**WHAT YOU SHOULD DO**: What lines of the listing below contain the word "icon"? Copy each of them out.

**MATERIAL FOR THE TASK**:
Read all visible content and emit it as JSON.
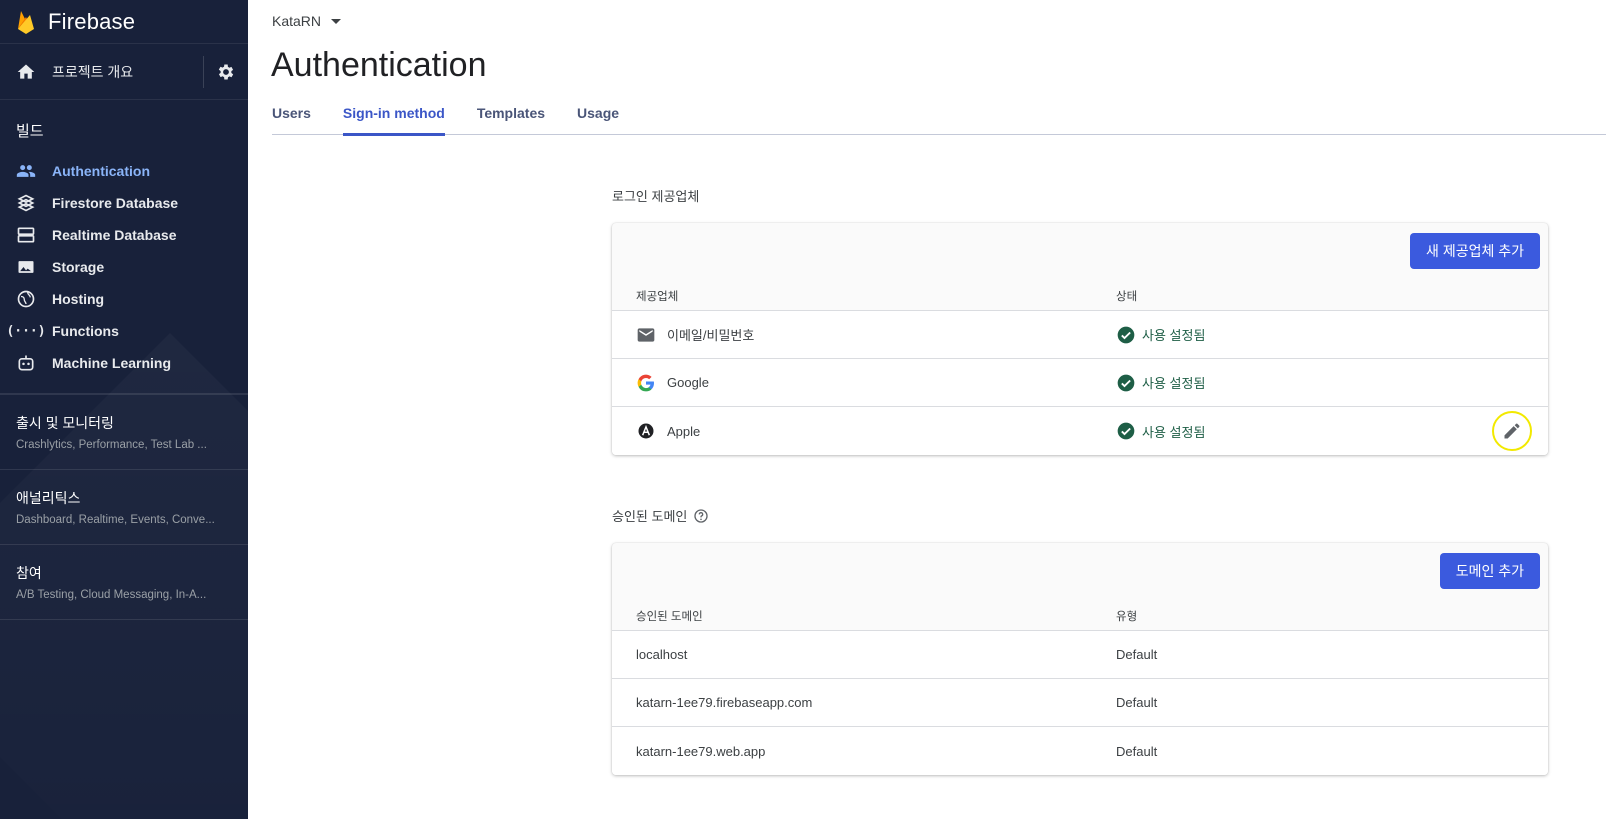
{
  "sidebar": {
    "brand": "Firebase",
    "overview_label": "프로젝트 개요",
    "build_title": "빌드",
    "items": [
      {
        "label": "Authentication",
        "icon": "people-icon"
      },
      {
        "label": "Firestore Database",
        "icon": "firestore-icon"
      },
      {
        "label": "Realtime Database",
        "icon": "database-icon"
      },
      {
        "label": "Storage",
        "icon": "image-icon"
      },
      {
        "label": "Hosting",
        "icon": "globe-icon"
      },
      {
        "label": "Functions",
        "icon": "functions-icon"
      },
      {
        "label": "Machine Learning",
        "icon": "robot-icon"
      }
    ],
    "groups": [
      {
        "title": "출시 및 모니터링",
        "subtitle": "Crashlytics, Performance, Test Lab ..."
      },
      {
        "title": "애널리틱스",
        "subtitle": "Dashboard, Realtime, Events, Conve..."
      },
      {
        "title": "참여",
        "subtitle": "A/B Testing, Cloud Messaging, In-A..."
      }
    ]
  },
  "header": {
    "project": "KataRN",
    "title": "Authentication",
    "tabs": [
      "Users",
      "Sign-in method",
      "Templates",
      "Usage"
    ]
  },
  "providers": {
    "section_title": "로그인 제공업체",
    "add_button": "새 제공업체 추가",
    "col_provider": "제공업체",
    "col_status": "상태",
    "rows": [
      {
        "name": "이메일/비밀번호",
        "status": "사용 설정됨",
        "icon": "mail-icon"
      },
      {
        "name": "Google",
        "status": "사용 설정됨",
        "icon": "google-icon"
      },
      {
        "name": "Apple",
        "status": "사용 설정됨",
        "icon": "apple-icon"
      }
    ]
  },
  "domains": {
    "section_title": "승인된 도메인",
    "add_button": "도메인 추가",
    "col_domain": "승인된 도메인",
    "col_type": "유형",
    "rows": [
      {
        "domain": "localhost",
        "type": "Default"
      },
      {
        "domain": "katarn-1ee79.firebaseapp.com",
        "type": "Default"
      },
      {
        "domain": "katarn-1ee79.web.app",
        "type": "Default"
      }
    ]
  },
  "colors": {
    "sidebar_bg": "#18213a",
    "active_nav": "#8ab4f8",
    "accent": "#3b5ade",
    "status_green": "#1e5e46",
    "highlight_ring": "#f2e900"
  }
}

**ANSWER TO THIS EXERCISE**:
        "icon": "people-icon"
        "icon": "firestore-icon"
        "icon": "database-icon"
        "icon": "image-icon"
        "icon": "globe-icon"
        "icon": "functions-icon"
        "icon": "robot-icon"
        "icon": "mail-icon"
        "icon": "google-icon"
        "icon": "apple-icon"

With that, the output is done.